“I wanted to simulate blankets and furry hugs and comfort,” the L.A.-bred artist says of her richly textured oil paintings.
'The pungent aroma of fresh oil paint greets you as soon as you step into the chaotic sprawl of Vanessa Prager’s guesthouse-turned-studio in Glendale. Paint is abundant in Prager’s work: she applies it quite generously, and it sits and oozes in chunky, toothpaste-like tendrils on her canvases.
“I wanted to simulate blankets and furry hugs and comfort—that sense of something taking over you,” says Prager, 36, pointing to a trio of seven-foot-tall canvases with cadmium-charged figures trapped under seas of pastel-and-white tube squeezes.
Those works and a dozen others will comprise Static, her latest solo effort—her seventh in as many years—at Diane Rosenstein Gallery in Hollywood, running February 20 through April 10. “This idea of ‘static’ really seemed right because we’re all suspended in animation this year,” Prager says.

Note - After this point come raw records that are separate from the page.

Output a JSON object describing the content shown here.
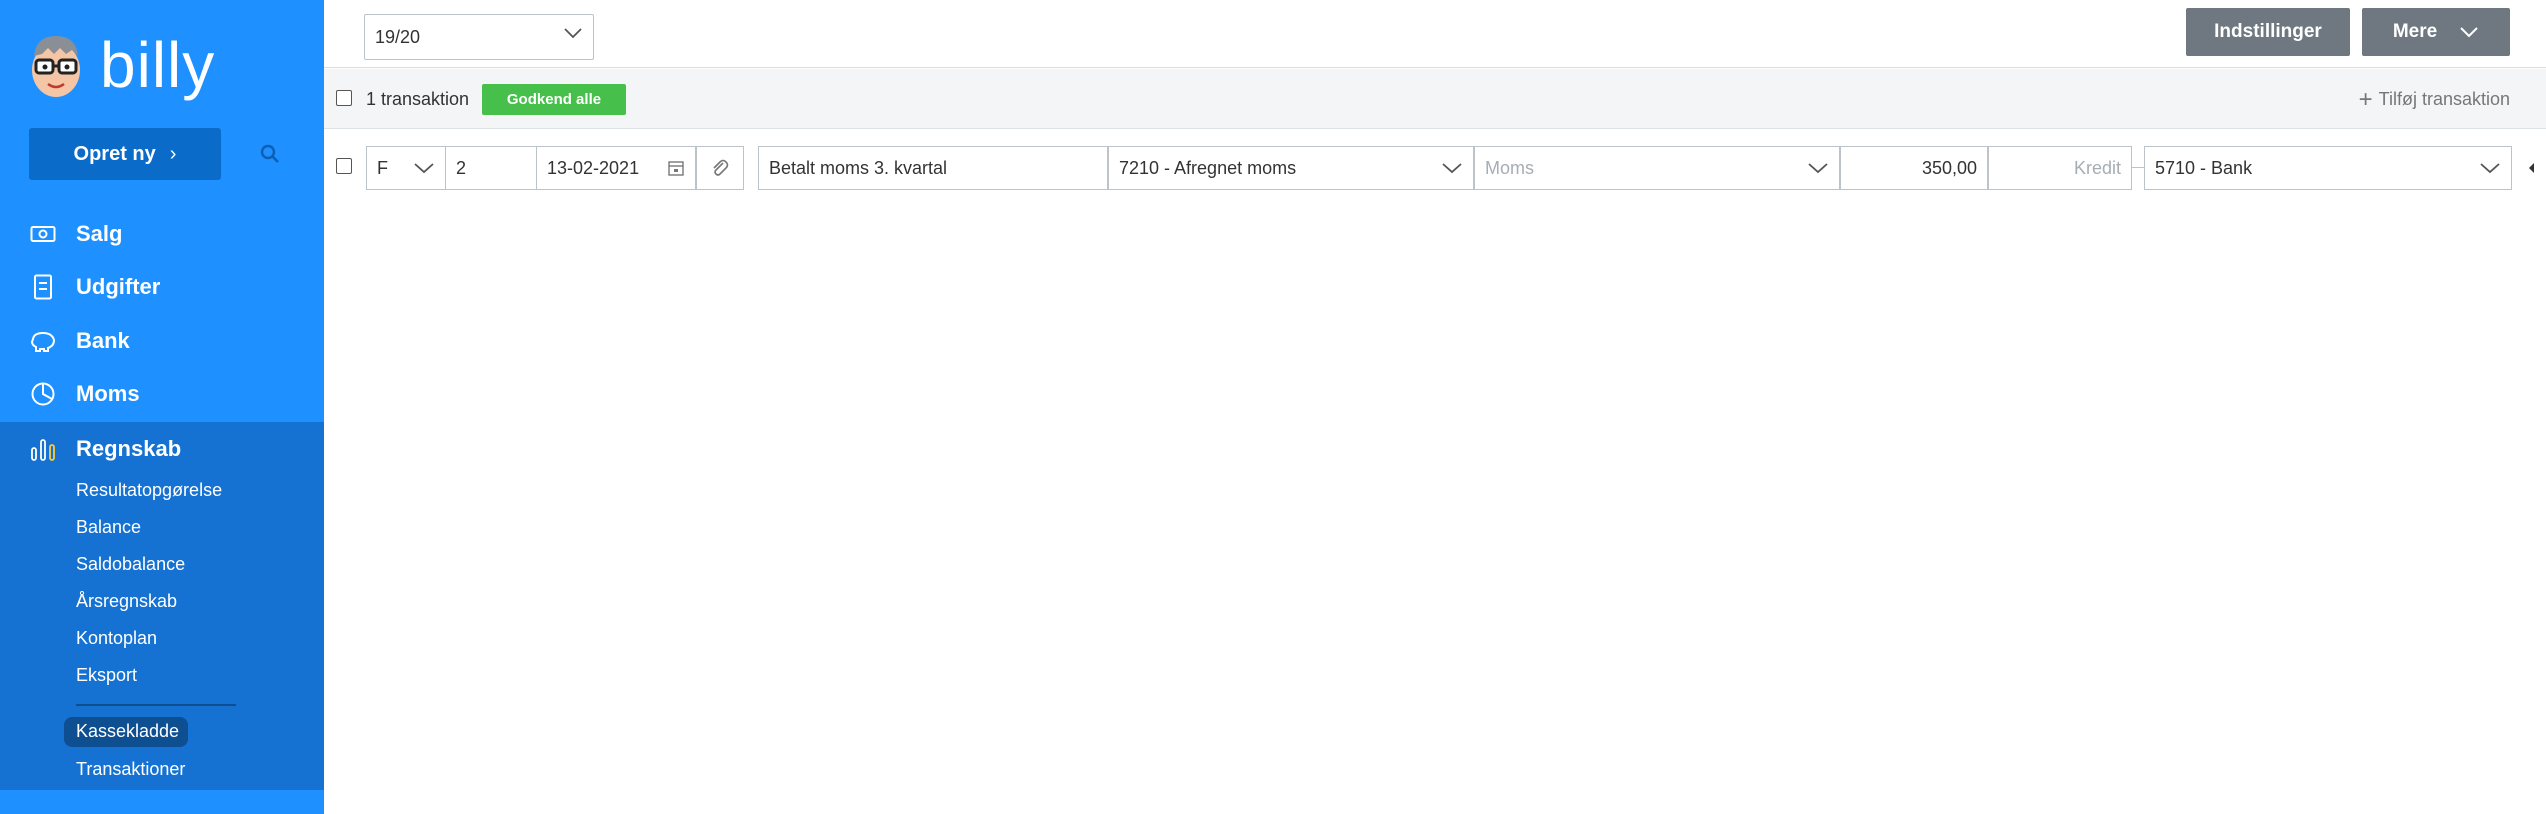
{
  "app": {
    "logo_text": "billy"
  },
  "sidebar": {
    "create_label": "Opret ny",
    "nav": [
      {
        "label": "Salg",
        "icon": "money-bill-icon"
      },
      {
        "label": "Udgifter",
        "icon": "receipt-icon"
      },
      {
        "label": "Bank",
        "icon": "piggy-bank-icon"
      },
      {
        "label": "Moms",
        "icon": "pie-chart-icon"
      },
      {
        "label": "Regnskab",
        "icon": "bar-chart-icon"
      }
    ],
    "sub": [
      "Resultatopgørelse",
      "Balance",
      "Saldobalance",
      "Årsregnskab",
      "Kontoplan",
      "Eksport",
      "Kassekladde",
      "Transaktioner"
    ]
  },
  "topbar": {
    "year": "19/20",
    "settings_label": "Indstillinger",
    "more_label": "Mere"
  },
  "toolbar": {
    "count_label": "1 transaktion",
    "approve_label": "Godkend alle",
    "add_label": "Tilføj transaktion"
  },
  "entry": {
    "type": "F",
    "number": "2",
    "date": "13-02-2021",
    "description": "Betalt moms 3. kvartal",
    "account": "7210 - Afregnet moms",
    "vat_placeholder": "Moms",
    "debit": "350,00",
    "credit_placeholder": "Kredit",
    "contra_account": "5710 - Bank"
  },
  "colors": {
    "sidebar": "#1e90ff",
    "sidebar_active": "#1572d3",
    "approve": "#46c04a",
    "gray_button": "#6f7880"
  }
}
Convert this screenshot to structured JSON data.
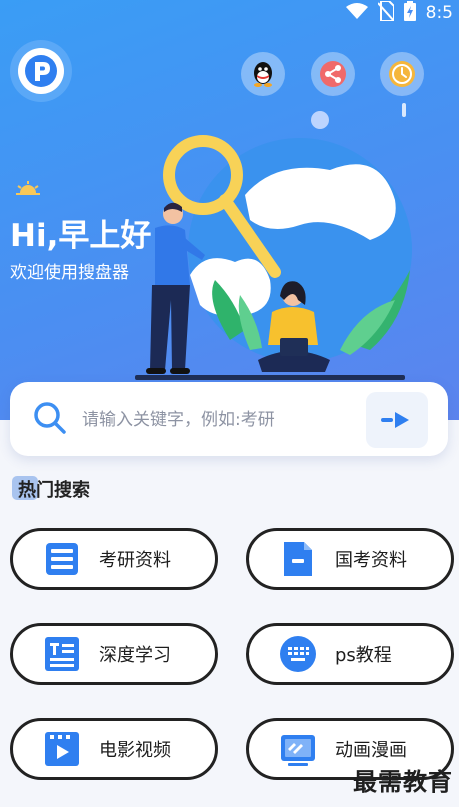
{
  "status": {
    "time": "8:5"
  },
  "greeting": {
    "title": "Hi,早上好",
    "subtitle": "欢迎使用搜盘器"
  },
  "search": {
    "placeholder": "请输入关键字，例如:考研"
  },
  "hot": {
    "title": "热门搜索"
  },
  "categories": [
    {
      "label": "考研资料",
      "icon": "database-icon"
    },
    {
      "label": "国考资料",
      "icon": "document-icon"
    },
    {
      "label": "深度学习",
      "icon": "text-icon"
    },
    {
      "label": "ps教程",
      "icon": "keyboard-icon"
    },
    {
      "label": "电影视频",
      "icon": "video-icon"
    },
    {
      "label": "动画漫画",
      "icon": "tablet-icon"
    }
  ],
  "watermark": "最需教育",
  "colors": {
    "accent": "#3d8ff2",
    "hero_top": "#3a9df5",
    "icon_blue": "#2f7ff0"
  }
}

Her intuitive approach is a product of her upbringing. She grew up in a Los Feliz apartment, the daughter of hippie parents who raised her and her sister “to value this kind of life and not to think too much about the future,” she says. “We weren’t jammed into what was the right thing to do. We were just on our own plane where you don’t know too much so you don’t think too much.”
It was her older sister, Alex Prager, the autodidactic photographer whose elaborately staged photography and short films have been exhibited at museums from LACMA to MoMA, who provided a model for an improvised art career. After Vanessa finished high school—a boarding school outside of Portland, Oregon—she moved back to L.A. and lived with Alex for more than a decade.
“Vanessa and I were both hustling our art, challenging each other, helping each other with ideas, and putting up one-night-only shows wherever we could find good wall space,” recalls Alex, 41. “There was a certain point in her life when she couldn’t figure out how to get everything she was feeling into those paintings. This recent body of work is the most emotional of all.”
Backpacking through Europe in her teens, Prager discovered painters like Titian, El Greco, Georgia O’Keeffe, and Lee Krasner; they influenced her approach during the pandemic. “I admired their paintings not so much for the technique but their ability to exist in their own time so perfectly,” says Prager. “I want to try and capture this sense of change, not only with the virus, but this reality that the naivete is gone, and that’s a coziness in itself. We just cannot go back in so many ways.”